#### Exercise details:
Report all lines of the data below that hold the word "contact".

#### Excerpts from an interface dataset:
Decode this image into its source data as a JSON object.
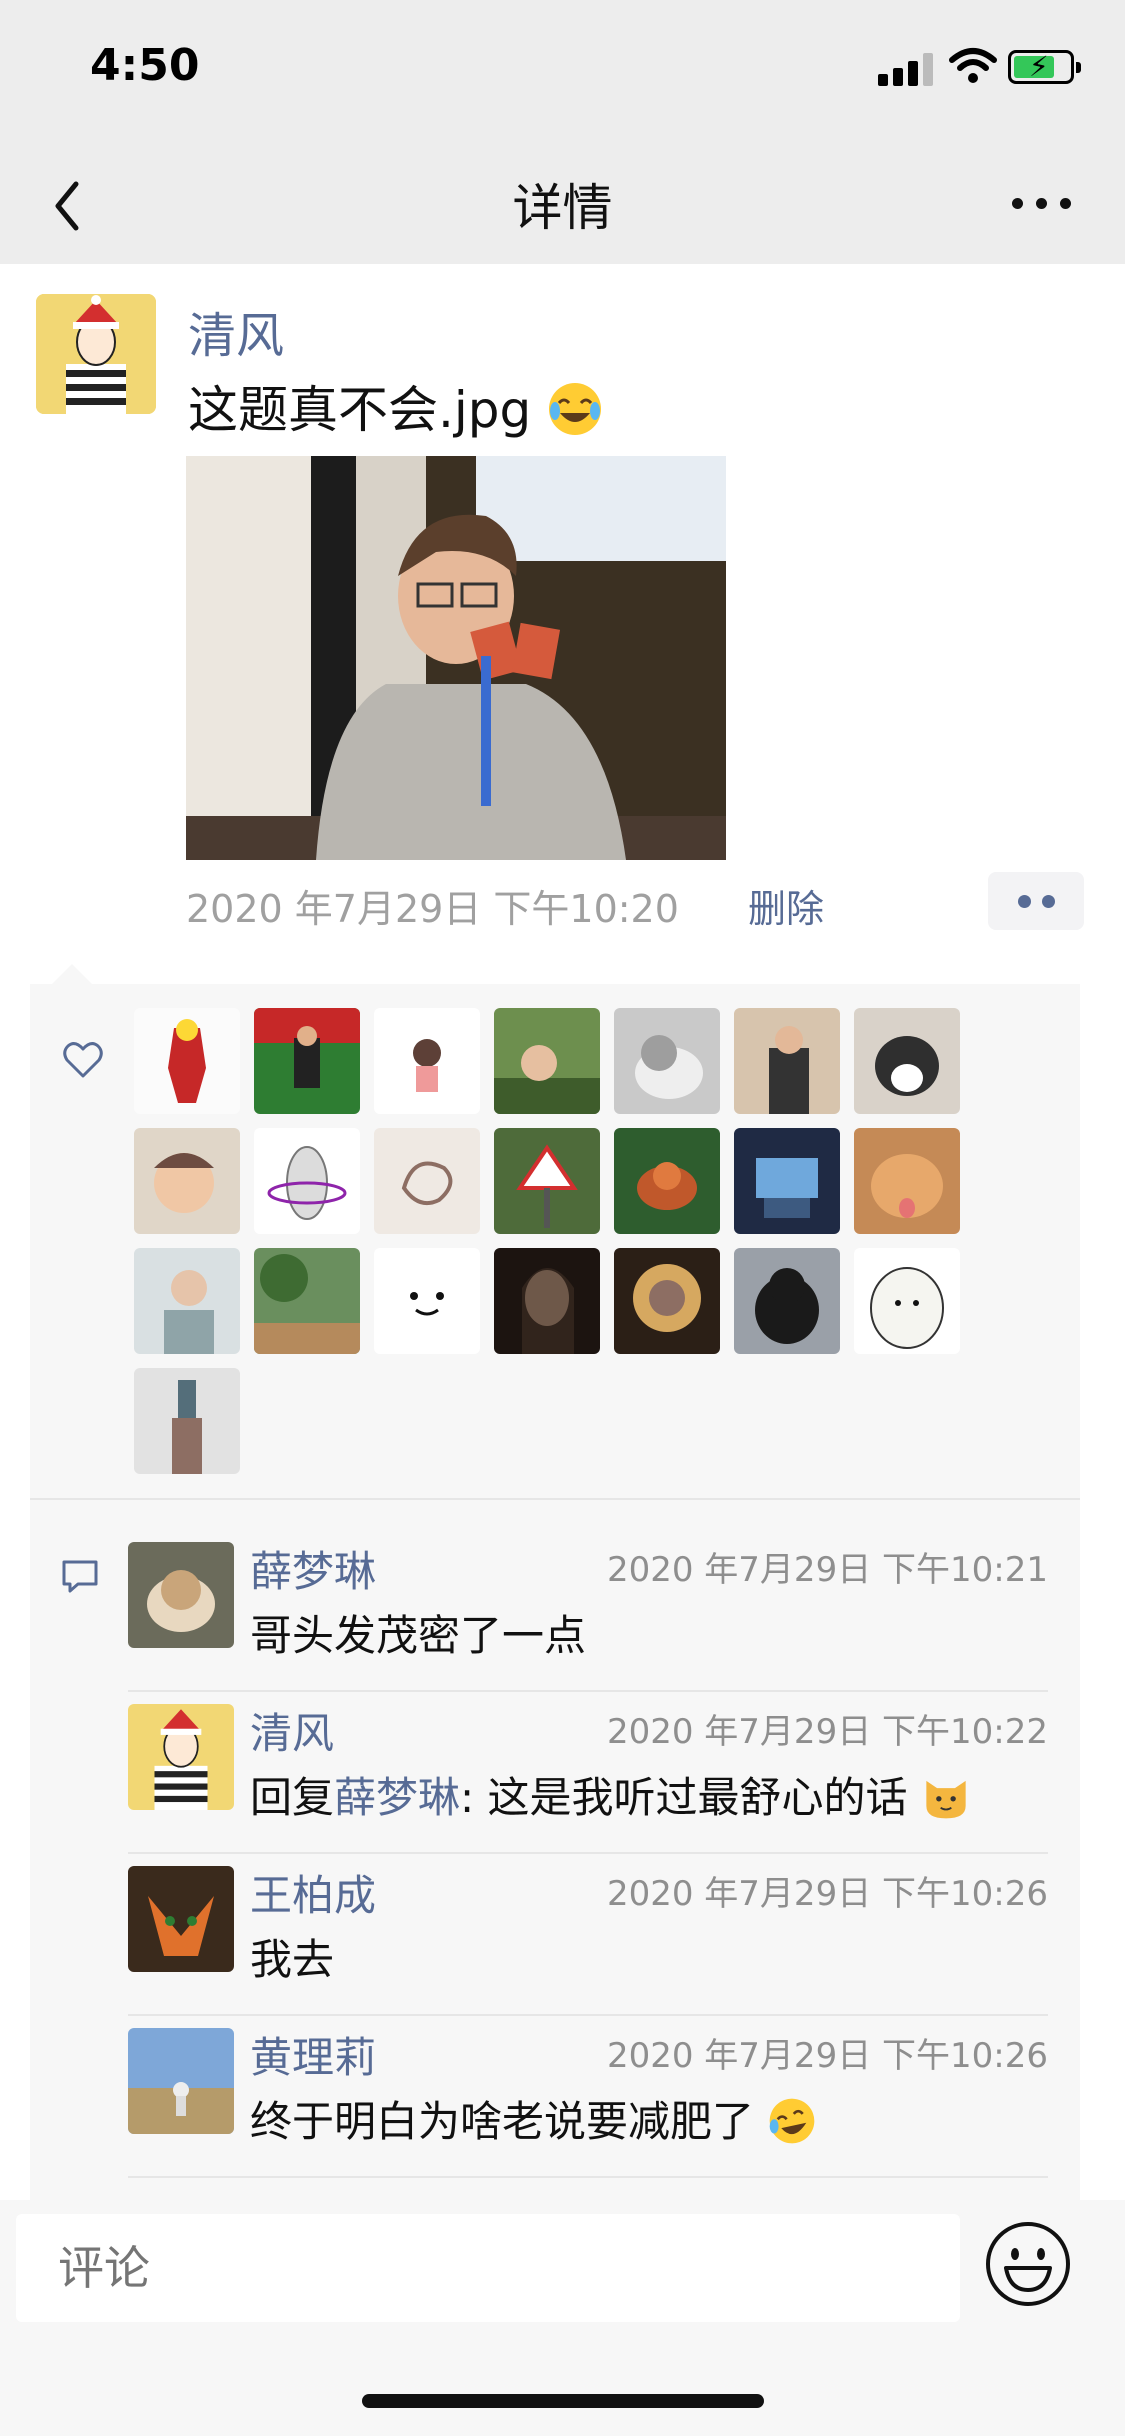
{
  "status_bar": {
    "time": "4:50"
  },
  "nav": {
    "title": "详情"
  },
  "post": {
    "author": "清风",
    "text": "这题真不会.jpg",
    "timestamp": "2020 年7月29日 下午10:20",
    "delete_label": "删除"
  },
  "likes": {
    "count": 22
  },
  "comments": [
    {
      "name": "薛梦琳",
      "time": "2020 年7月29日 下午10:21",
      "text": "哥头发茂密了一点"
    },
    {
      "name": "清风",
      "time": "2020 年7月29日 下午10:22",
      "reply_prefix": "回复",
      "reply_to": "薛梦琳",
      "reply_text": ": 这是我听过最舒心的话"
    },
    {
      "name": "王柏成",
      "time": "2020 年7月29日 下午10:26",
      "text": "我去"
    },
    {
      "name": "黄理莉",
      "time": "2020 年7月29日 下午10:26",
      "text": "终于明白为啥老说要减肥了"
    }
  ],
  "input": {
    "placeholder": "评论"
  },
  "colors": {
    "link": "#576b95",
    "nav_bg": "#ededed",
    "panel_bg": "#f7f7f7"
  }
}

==

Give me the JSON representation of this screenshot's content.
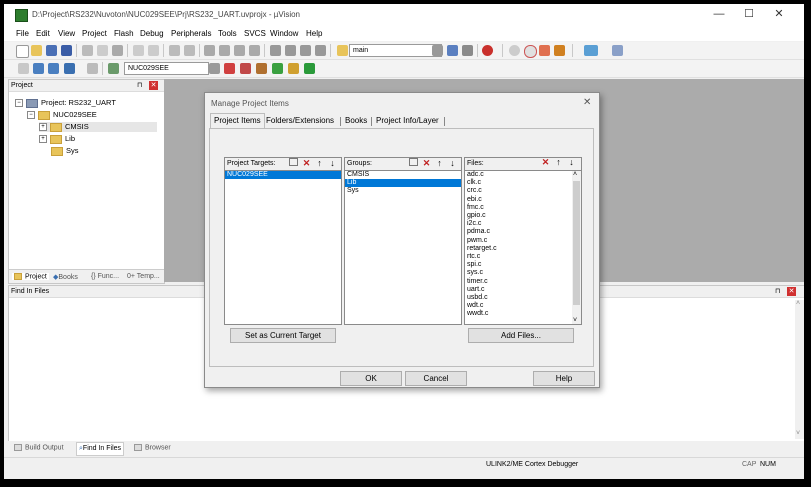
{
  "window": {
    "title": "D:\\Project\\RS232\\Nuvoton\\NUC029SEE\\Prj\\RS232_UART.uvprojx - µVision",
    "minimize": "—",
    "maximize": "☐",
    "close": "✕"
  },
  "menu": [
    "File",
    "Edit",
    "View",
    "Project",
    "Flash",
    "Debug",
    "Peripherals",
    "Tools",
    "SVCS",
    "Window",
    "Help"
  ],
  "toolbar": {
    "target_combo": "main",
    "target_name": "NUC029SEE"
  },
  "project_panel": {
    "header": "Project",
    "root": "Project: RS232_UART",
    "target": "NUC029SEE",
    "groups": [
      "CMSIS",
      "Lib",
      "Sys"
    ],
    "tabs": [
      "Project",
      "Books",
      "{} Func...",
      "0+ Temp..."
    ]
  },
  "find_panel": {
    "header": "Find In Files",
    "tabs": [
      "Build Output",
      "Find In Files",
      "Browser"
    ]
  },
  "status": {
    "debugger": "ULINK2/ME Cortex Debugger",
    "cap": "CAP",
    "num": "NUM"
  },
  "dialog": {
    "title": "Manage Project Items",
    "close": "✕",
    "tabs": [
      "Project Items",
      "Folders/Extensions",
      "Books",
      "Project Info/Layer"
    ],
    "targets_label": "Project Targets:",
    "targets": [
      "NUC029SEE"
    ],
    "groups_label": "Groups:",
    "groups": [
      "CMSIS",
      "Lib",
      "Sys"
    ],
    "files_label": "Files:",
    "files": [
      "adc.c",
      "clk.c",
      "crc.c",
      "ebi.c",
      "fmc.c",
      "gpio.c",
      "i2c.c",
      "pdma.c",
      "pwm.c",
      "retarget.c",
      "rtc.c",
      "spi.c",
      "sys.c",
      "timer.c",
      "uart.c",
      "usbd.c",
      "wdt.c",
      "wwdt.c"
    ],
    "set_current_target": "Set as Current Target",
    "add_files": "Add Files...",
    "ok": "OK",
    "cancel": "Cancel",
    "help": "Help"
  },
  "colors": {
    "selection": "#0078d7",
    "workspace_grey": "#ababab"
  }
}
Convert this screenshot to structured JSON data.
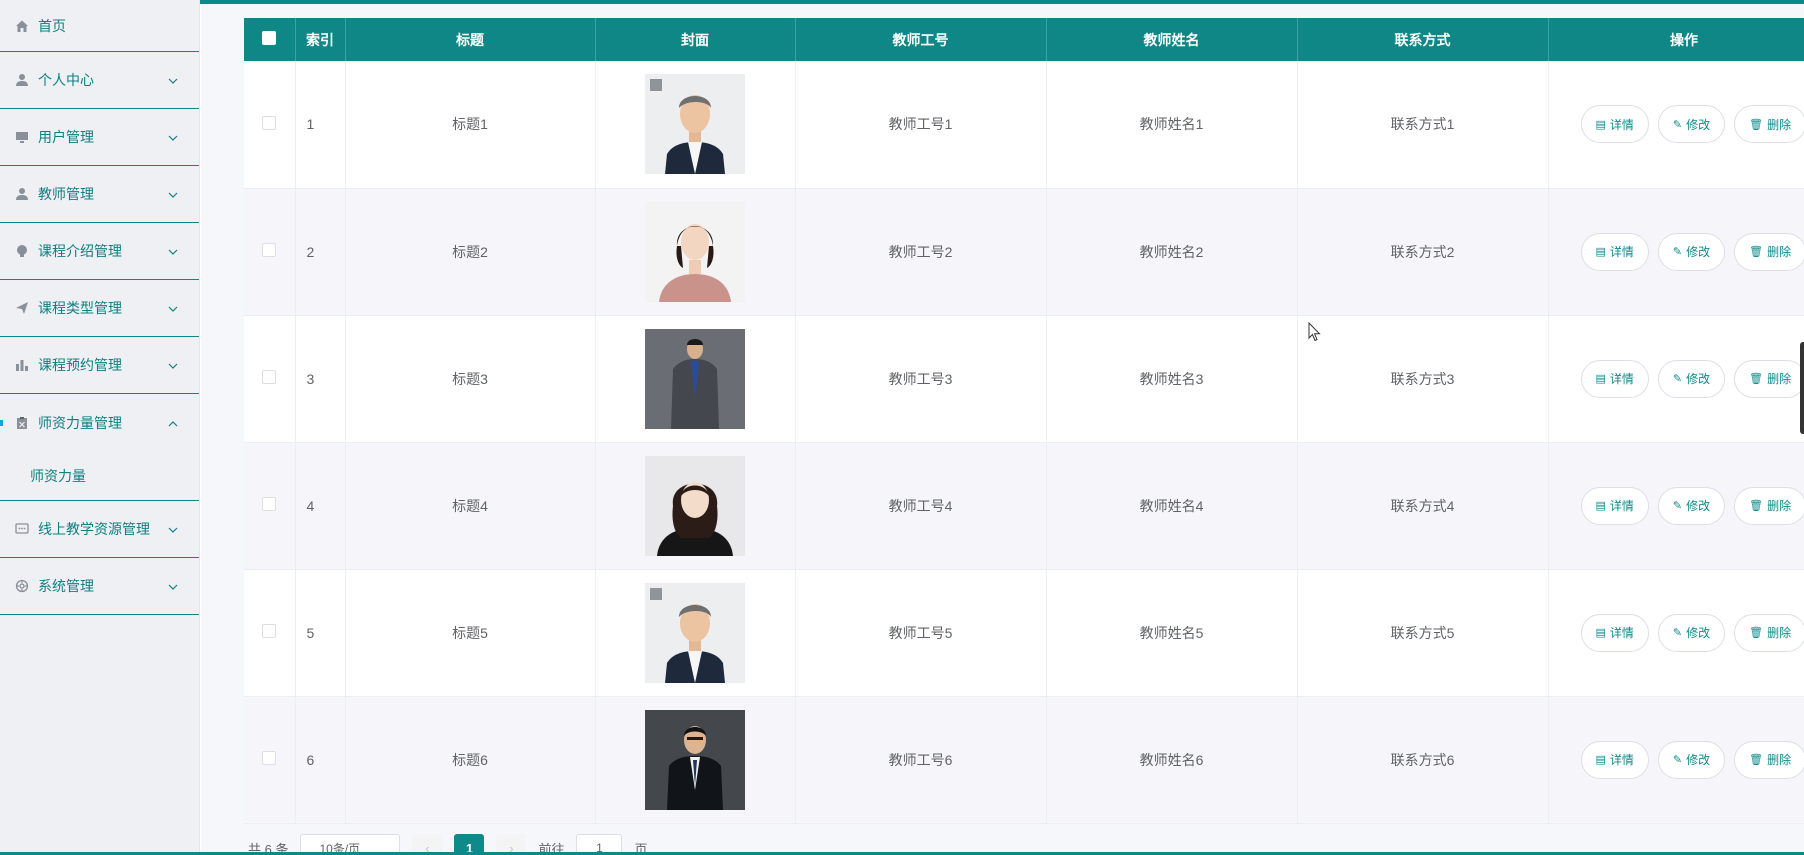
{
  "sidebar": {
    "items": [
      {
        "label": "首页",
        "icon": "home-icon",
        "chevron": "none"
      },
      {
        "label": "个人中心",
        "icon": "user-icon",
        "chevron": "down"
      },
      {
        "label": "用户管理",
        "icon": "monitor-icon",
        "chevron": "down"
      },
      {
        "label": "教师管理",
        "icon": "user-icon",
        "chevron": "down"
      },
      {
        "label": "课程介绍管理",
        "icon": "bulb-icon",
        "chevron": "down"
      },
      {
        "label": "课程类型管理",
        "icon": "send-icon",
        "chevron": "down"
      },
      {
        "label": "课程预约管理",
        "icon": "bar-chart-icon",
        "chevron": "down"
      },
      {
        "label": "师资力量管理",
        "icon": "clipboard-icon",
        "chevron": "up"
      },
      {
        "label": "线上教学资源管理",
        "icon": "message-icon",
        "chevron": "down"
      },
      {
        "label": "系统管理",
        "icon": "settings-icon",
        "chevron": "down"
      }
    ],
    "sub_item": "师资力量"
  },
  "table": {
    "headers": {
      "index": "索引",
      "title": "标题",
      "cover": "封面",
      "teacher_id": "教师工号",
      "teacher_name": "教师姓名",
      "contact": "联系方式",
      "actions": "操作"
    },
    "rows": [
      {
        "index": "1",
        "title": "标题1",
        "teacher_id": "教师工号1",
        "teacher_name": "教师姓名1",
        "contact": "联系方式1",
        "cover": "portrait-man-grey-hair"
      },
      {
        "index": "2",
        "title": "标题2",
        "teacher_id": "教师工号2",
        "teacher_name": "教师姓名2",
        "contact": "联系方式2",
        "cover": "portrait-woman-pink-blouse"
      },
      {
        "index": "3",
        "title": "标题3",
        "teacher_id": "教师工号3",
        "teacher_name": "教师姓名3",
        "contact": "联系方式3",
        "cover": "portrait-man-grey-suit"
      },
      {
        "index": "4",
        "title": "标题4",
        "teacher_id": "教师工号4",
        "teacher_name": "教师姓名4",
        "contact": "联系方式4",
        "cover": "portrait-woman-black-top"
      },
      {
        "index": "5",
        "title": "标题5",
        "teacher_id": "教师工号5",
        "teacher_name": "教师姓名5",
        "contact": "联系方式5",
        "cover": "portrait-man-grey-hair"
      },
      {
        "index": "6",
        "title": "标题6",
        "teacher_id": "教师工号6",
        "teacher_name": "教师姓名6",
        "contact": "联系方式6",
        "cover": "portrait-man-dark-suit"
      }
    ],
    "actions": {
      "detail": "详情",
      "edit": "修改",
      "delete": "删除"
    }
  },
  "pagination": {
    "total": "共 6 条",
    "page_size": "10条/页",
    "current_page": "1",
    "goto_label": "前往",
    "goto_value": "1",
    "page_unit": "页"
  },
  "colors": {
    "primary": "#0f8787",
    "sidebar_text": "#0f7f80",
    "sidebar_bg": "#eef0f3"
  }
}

#### Written response:
      "contact": "联系方式",
        "contact": "联系方式1",
        "contact": "联系方式2",
        "contact": "联系方式3",
        "contact": "联系方式4",
        "contact": "联系方式5",
        "contact": "联系方式6",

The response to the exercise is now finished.